* _Work request_: Using the word "title" as the filter, copy each matching line from the records.

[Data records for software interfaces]
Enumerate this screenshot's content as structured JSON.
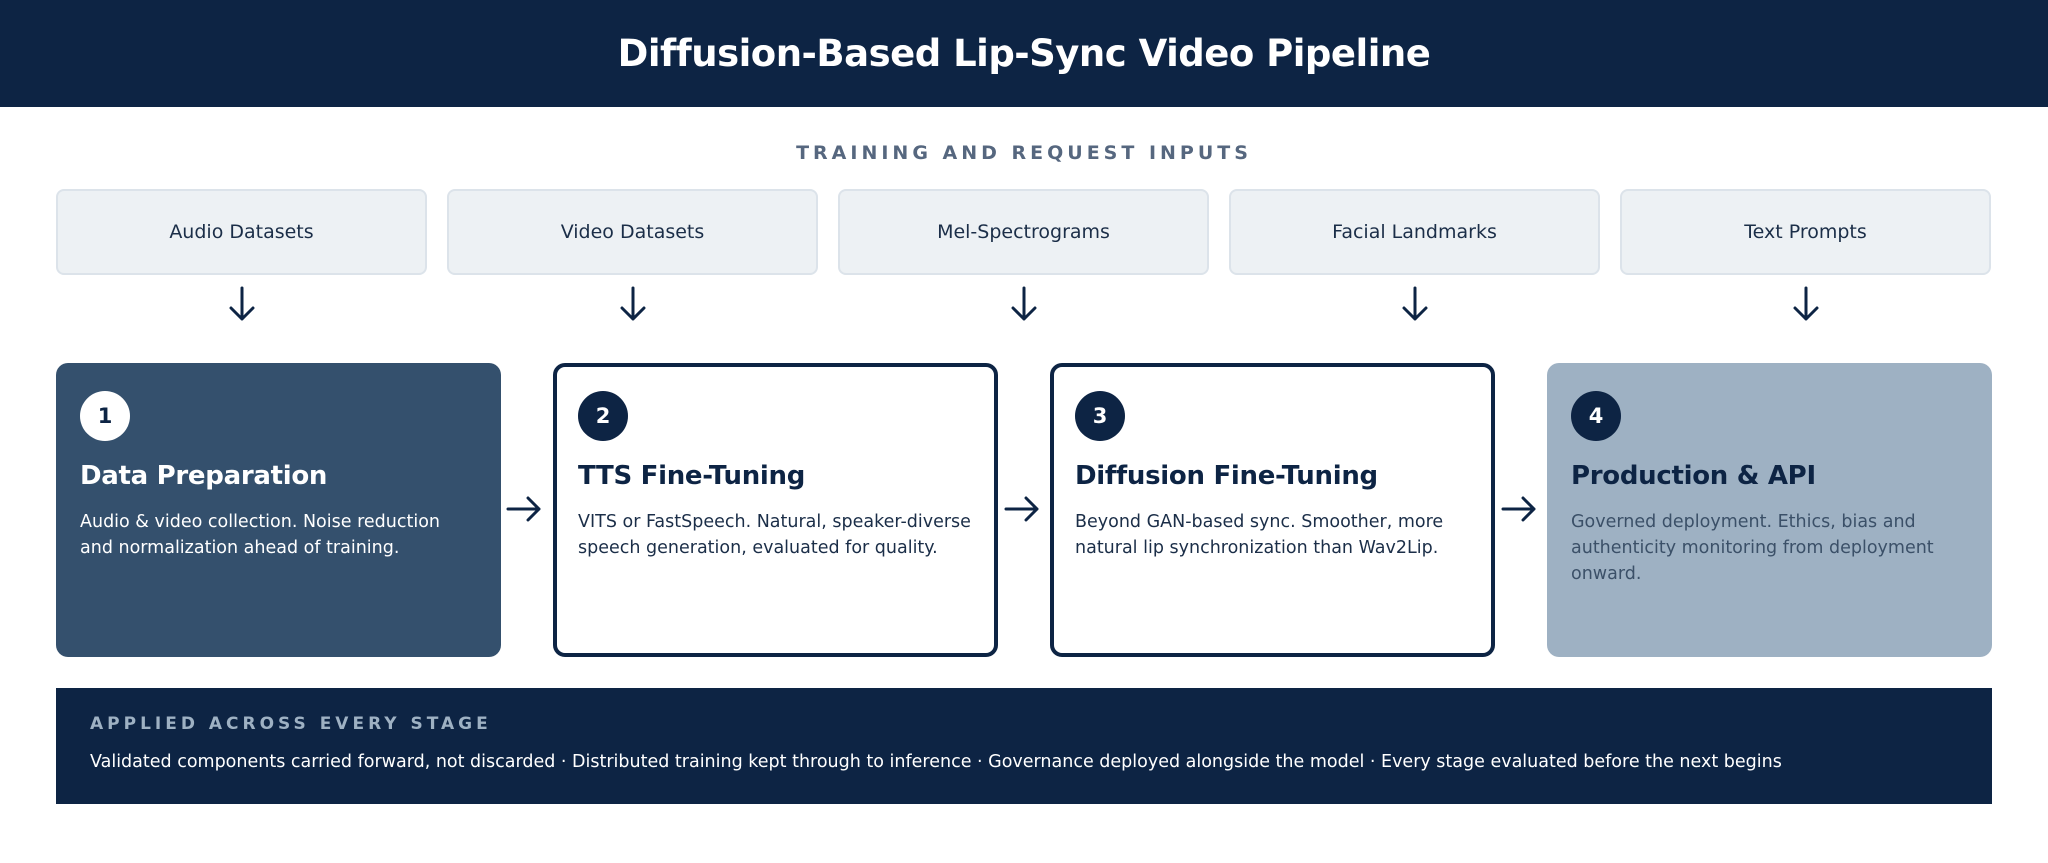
{
  "title": "Diffusion-Based Lip-Sync Video Pipeline",
  "inputs": {
    "label": "TRAINING AND REQUEST INPUTS",
    "items": [
      "Audio Datasets",
      "Video Datasets",
      "Mel-Spectrograms",
      "Facial Landmarks",
      "Text Prompts"
    ]
  },
  "stages": [
    {
      "number": "1",
      "title": "Data Preparation",
      "description": "Audio & video collection. Noise reduction and normalization ahead of training."
    },
    {
      "number": "2",
      "title": "TTS Fine-Tuning",
      "description": "VITS or FastSpeech. Natural, speaker-diverse speech generation, evaluated for quality."
    },
    {
      "number": "3",
      "title": "Diffusion Fine-Tuning",
      "description": "Beyond GAN-based sync. Smoother, more natural lip synchronization than Wav2Lip."
    },
    {
      "number": "4",
      "title": "Production & API",
      "description": "Governed deployment. Ethics, bias and authenticity monitoring from deployment onward."
    }
  ],
  "footer": {
    "label": "APPLIED ACROSS EVERY STAGE",
    "text": "Validated components carried forward, not discarded · Distributed training kept through to inference · Governance deployed alongside the model · Every stage evaluated before the next begins"
  },
  "colors": {
    "navy": "#0d2444",
    "stage1": "#34506d",
    "stage4": "#9eb1c3",
    "input_bg": "#edf1f4"
  }
}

* _Response_:
  "title": "Diffusion-Based Lip-Sync Video Pipeline",
      "title": "Data Preparation",
      "title": "TTS Fine-Tuning",
      "title": "Diffusion Fine-Tuning",
      "title": "Production & API",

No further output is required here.